I think before I was a teenager I would ride my bicycle up on a hill overlooking the entry to my city and study the vehicles and write stories about what I thought they were doing in the city or where they were going when leaving.
Has your genre changed or stayed the same?
I think it has remained the same.
What genre are you currently reading?
That is one of my hindrances as a writer, I read very little.
Do you read for pleasure or research or both?
When I do read it is for pleasure.
Who is your best supporter/mentor/encourager?
I would have to say the members of my writing club give me the boost I need.
Where is your favorite writing space?
Tim Hortons. As I dabble on the laptop I watch the people around me and incorporate characteristics I see.
Do you belong to a writing group? If so which one?
I belong to River Bottom Writing Club in Lethbridge

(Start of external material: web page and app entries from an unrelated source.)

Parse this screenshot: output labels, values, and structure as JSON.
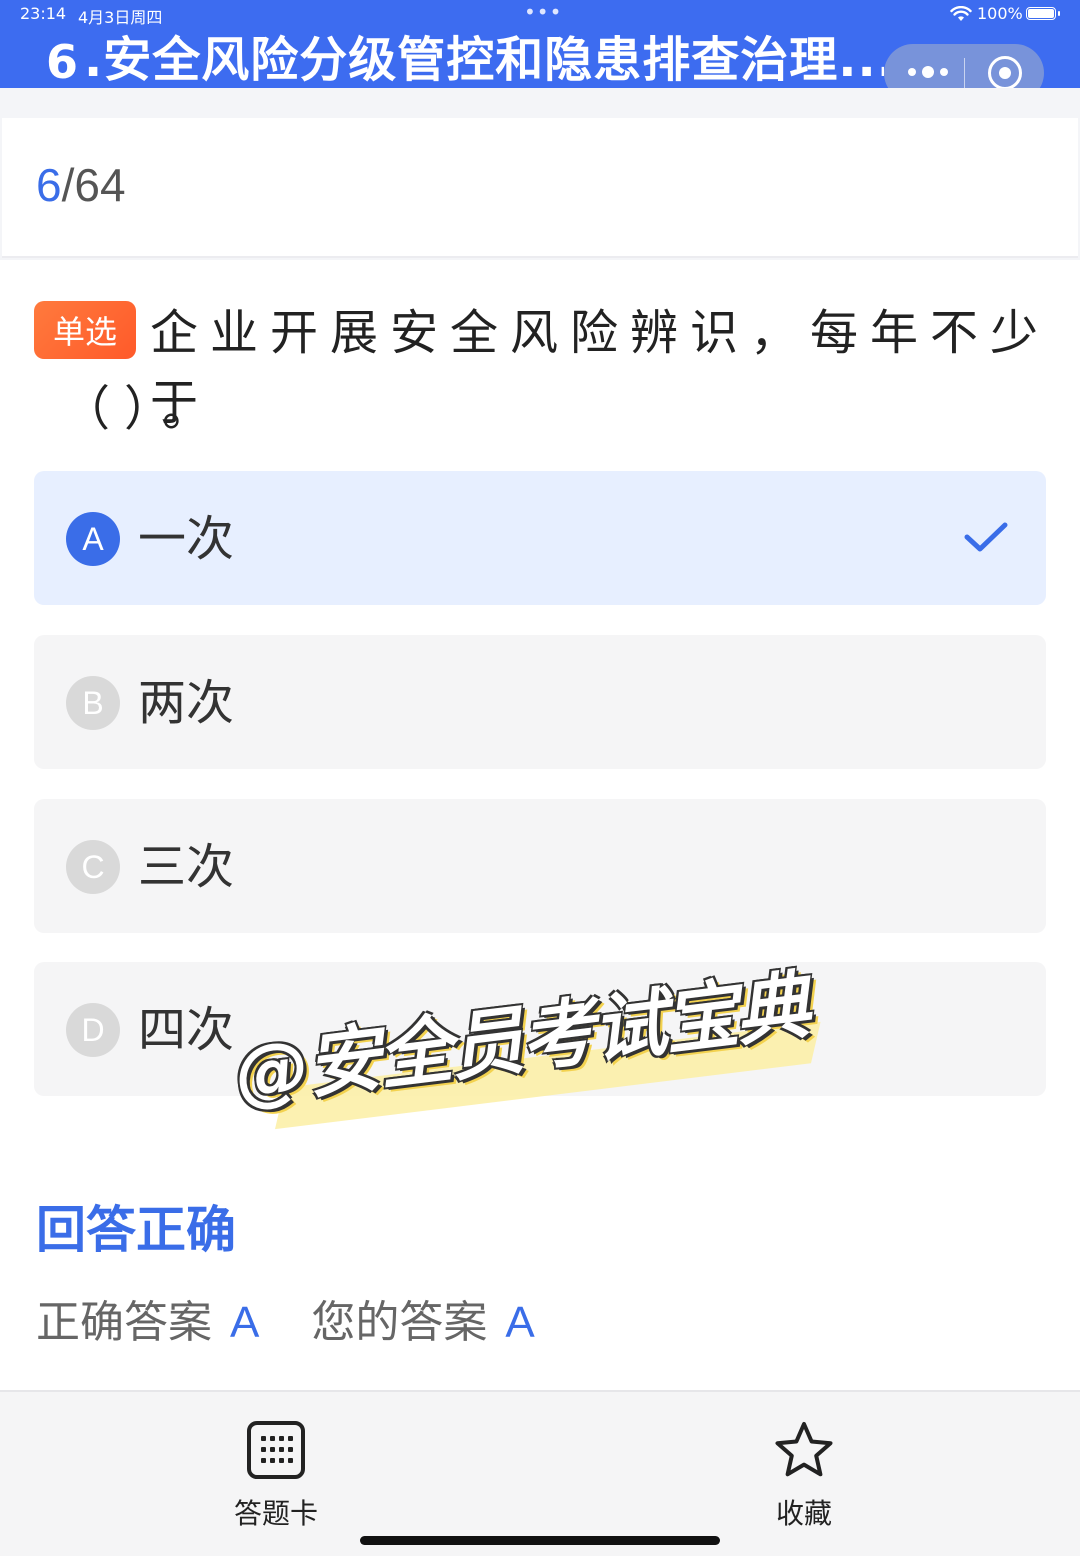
{
  "status_bar": {
    "time": "23:14",
    "date": "4月3日周四",
    "dots": "•••",
    "battery": "100%"
  },
  "header": {
    "back_icon": "6",
    "title": ".安全风险分级管控和隐患排查治理...",
    "accent_color": "#3d6cf0"
  },
  "progress": {
    "current": "6",
    "separator_total": "/64"
  },
  "question": {
    "type_badge": "单选",
    "text_line1": "企业开展安全风险辨识，每年不少于",
    "text_line2": "（）。"
  },
  "options": [
    {
      "letter": "A",
      "text": "一次",
      "selected": true
    },
    {
      "letter": "B",
      "text": "两次",
      "selected": false
    },
    {
      "letter": "C",
      "text": "三次",
      "selected": false
    },
    {
      "letter": "D",
      "text": "四次",
      "selected": false
    }
  ],
  "watermark": "@安全员考试宝典",
  "result": {
    "title": "回答正确",
    "correct_label": "正确答案",
    "correct_value": "A",
    "yours_label": "您的答案",
    "yours_value": "A"
  },
  "tab_bar": {
    "answer_card_label": "答题卡",
    "answer_card_icon": "grid-icon",
    "favorite_label": "收藏",
    "favorite_icon": "star-icon"
  }
}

If you could meet one favorite author, who would it be and why?
Sorry, no favorite.
If you could live anywhere in the world – where would it be?
Right where I live. My grandchildren are only a few miles away but also the people of Lethbridge are so diverse it gives me lots of content for my stories.
Do you see writing as a career?
Well, at 70 years old I think my career stage is over. However, I did work for several years as a newspaper journalist but found that type of writing not to my liking.
Do you nibble as you write? If so what’s your favorite snack food?
Tim Horton coffee and a Boston Cream donut. At home it is Coke and Werthers Candies.
What reward do you give yourself for making a deadline?
I hate deadlines. I just like to see a finished copy, if there is any such thing as a finished copy.
Bryan L. Beerling lives in Lethbridge, AB with his wife. He is a member of the local writer’s group, River Bottom Writers. Dirt Road is his first full-length novel.